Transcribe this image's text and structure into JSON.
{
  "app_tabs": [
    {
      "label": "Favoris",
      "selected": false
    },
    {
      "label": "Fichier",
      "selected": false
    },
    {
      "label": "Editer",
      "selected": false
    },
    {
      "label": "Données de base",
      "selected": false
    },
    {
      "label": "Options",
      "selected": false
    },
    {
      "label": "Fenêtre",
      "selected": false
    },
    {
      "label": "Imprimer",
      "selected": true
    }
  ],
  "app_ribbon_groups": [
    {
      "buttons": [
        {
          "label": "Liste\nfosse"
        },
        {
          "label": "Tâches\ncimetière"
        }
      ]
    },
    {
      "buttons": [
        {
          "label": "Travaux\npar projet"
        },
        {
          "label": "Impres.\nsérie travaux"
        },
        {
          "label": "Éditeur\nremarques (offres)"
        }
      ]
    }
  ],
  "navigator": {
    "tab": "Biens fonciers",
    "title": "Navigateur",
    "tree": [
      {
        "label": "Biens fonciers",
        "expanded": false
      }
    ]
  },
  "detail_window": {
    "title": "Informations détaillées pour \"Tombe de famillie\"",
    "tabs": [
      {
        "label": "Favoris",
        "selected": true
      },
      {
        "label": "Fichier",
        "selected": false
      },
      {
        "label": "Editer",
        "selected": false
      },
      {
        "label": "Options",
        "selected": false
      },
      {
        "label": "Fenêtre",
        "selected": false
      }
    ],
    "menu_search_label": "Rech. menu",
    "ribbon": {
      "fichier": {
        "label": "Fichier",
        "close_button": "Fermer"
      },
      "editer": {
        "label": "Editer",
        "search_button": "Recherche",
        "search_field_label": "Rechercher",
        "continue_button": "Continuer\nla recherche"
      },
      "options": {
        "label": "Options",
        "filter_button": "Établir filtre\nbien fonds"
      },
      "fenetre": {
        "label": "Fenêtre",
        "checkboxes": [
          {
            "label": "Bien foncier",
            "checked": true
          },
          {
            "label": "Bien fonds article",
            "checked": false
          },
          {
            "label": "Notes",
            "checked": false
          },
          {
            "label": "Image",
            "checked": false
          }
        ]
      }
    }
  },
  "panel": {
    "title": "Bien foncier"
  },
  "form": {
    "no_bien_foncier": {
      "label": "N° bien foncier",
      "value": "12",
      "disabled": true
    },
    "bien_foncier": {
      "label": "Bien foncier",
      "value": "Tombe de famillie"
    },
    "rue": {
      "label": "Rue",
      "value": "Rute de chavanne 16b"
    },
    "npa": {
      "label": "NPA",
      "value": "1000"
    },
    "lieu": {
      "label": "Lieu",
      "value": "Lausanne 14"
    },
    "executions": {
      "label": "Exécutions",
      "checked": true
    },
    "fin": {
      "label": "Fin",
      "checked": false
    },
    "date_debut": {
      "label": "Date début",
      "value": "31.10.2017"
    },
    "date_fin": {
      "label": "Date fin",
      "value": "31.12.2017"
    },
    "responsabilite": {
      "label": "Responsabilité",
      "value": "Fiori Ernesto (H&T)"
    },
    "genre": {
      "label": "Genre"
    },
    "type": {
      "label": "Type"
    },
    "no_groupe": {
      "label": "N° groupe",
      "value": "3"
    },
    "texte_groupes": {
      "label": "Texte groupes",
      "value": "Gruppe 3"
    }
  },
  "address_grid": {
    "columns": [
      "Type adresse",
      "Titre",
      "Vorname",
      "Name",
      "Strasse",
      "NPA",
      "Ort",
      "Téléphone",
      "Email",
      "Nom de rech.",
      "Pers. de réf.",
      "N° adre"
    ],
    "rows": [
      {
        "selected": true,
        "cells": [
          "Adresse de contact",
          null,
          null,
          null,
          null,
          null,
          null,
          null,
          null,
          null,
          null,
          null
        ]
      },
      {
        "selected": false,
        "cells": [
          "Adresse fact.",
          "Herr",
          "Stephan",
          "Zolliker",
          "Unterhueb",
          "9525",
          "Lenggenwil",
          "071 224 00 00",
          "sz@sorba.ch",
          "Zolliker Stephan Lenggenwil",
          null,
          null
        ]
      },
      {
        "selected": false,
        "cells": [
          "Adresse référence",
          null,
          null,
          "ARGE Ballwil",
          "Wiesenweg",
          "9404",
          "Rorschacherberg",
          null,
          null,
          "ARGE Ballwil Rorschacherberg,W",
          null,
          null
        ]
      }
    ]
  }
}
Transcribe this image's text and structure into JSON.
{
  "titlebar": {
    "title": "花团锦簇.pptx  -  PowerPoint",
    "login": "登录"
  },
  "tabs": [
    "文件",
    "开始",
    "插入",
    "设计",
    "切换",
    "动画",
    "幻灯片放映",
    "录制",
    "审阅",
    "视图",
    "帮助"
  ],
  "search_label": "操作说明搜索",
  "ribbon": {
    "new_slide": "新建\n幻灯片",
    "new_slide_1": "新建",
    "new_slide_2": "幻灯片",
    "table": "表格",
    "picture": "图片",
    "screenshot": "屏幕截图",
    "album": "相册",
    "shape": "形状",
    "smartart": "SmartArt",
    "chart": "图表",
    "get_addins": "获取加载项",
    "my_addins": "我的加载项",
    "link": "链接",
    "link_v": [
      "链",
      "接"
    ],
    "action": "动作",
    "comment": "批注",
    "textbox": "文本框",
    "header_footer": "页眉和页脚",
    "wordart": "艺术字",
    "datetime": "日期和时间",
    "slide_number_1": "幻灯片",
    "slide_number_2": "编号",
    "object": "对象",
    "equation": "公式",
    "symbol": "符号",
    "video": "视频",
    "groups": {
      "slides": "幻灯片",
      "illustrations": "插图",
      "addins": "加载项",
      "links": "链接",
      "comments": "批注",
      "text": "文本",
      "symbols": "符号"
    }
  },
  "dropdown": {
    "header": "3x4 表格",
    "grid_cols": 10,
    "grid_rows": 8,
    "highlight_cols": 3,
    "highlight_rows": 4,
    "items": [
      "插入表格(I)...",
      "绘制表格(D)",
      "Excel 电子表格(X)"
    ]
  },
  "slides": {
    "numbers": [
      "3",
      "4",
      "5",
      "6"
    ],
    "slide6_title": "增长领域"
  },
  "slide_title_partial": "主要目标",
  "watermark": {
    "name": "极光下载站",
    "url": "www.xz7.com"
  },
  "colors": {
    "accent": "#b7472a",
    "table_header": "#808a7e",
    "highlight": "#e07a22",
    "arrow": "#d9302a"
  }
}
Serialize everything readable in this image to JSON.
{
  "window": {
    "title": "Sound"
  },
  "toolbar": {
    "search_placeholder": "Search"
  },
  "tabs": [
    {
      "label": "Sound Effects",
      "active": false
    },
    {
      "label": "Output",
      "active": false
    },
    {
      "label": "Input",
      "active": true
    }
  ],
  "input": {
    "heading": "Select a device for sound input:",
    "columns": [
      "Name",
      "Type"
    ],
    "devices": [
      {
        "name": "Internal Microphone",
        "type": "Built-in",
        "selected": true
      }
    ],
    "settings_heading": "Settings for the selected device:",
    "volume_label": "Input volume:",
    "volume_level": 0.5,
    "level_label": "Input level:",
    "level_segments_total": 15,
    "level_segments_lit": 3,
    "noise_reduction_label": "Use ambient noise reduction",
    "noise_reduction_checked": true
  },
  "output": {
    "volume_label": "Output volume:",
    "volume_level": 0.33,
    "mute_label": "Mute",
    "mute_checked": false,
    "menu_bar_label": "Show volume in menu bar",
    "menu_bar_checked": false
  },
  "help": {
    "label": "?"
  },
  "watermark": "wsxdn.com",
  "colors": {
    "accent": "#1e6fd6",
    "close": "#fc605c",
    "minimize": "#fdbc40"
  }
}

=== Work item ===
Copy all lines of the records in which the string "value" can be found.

=== Expected answer ===
      "value": "12",
      "value": "Tombe de famillie"
      "value": "Rute de chavanne 16b"
      "value": "1000"
      "value": "Lausanne 14"
      "value": "31.10.2017"
      "value": "31.12.2017"
      "value": "Fiori Ernesto (H&T)"
      "value": "3"
      "value": "Gruppe 3"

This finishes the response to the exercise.